* **About this exercise**: Restate the records in full, so that each line matches the original exactly.

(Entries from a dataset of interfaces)

= = = = =

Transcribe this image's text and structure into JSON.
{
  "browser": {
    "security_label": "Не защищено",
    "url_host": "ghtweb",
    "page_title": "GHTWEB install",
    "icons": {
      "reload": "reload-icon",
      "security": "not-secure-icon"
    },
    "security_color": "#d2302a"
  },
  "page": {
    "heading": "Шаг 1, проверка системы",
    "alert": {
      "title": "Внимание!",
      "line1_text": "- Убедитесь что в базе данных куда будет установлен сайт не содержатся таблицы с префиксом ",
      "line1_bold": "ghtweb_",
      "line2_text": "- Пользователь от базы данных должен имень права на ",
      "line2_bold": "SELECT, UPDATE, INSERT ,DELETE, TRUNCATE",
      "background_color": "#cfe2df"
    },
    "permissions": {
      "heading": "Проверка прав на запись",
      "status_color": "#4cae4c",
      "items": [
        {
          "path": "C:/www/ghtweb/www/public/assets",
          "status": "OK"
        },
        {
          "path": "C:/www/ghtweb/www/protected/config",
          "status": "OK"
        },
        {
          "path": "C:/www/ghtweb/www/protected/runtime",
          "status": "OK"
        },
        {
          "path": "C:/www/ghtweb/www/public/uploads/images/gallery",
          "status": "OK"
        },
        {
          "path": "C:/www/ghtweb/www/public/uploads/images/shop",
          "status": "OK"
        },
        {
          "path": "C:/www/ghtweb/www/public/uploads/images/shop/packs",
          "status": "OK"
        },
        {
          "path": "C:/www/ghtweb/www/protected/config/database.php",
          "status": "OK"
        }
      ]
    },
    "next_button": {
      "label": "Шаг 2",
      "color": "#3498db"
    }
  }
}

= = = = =

* **Reply to the exercise**:
Transcribe this image's text and structure into JSON.
{
  "browser": {
    "security_label": "Не защищено",
    "url_host": "ghtweb",
    "page_title": "GHTWEB install",
    "icons": {
      "reload": "reload-icon",
      "security": "not-secure-icon"
    },
    "security_color": "#d2302a"
  },
  "page": {
    "heading": "Шаг 1, проверка системы",
    "alert": {
      "title": "Внимание!",
      "line1_text": "- Убедитесь что в базе данных куда будет установлен сайт не содержатся таблицы с префиксом ",
      "line1_bold": "ghtweb_",
      "line2_text": "- Пользователь от базы данных должен имень права на ",
      "line2_bold": "SELECT, UPDATE, INSERT ,DELETE, TRUNCATE",
      "background_color": "#cfe2df"
    },
    "permissions": {
      "heading": "Проверка прав на запись",
      "status_color": "#4cae4c",
      "items": [
        {
          "path": "C:/www/ghtweb/www/public/assets",
          "status": "OK"
        },
        {
          "path": "C:/www/ghtweb/www/protected/config",
          "status": "OK"
        },
        {
          "path": "C:/www/ghtweb/www/protected/runtime",
          "status": "OK"
        },
        {
          "path": "C:/www/ghtweb/www/public/uploads/images/gallery",
          "status": "OK"
        },
        {
          "path": "C:/www/ghtweb/www/public/uploads/images/shop",
          "status": "OK"
        },
        {
          "path": "C:/www/ghtweb/www/public/uploads/images/shop/packs",
          "status": "OK"
        },
        {
          "path": "C:/www/ghtweb/www/protected/config/database.php",
          "status": "OK"
        }
      ]
    },
    "next_button": {
      "label": "Шаг 2",
      "color": "#3498db"
    }
  }
}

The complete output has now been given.